_WORK ITEM_. Where the word "icon" shows up in the entries below, please copy the whole line.
Start of Block
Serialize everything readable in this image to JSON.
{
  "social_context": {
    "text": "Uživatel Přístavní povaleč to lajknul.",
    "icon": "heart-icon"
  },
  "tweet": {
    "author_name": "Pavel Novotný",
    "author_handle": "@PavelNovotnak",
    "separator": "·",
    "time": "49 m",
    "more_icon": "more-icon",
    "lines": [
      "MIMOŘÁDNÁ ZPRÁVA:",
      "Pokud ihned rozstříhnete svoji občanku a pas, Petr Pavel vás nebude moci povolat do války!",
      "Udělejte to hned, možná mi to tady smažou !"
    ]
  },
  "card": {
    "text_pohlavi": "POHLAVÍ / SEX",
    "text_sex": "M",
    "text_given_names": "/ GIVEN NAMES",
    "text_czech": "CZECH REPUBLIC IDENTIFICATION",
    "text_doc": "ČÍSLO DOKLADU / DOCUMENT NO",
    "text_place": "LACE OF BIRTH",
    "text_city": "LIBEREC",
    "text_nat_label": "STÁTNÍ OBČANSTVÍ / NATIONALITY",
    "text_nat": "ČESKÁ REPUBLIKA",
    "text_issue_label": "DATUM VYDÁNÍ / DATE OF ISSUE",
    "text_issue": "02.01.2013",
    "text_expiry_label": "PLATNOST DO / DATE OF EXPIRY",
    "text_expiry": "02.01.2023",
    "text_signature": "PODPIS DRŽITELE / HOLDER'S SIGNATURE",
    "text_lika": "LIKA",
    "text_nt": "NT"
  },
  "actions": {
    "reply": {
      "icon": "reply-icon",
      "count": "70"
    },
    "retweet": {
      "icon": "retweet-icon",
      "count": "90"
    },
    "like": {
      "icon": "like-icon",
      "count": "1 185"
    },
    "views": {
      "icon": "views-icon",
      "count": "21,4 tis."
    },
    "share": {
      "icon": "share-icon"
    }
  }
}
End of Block
_TASK SOLUTION_.
    "icon": "heart-icon"
    "more_icon": "more-icon",
      "icon": "reply-icon",
      "icon": "retweet-icon",
      "icon": "like-icon",
      "icon": "views-icon",
      "icon": "share-icon"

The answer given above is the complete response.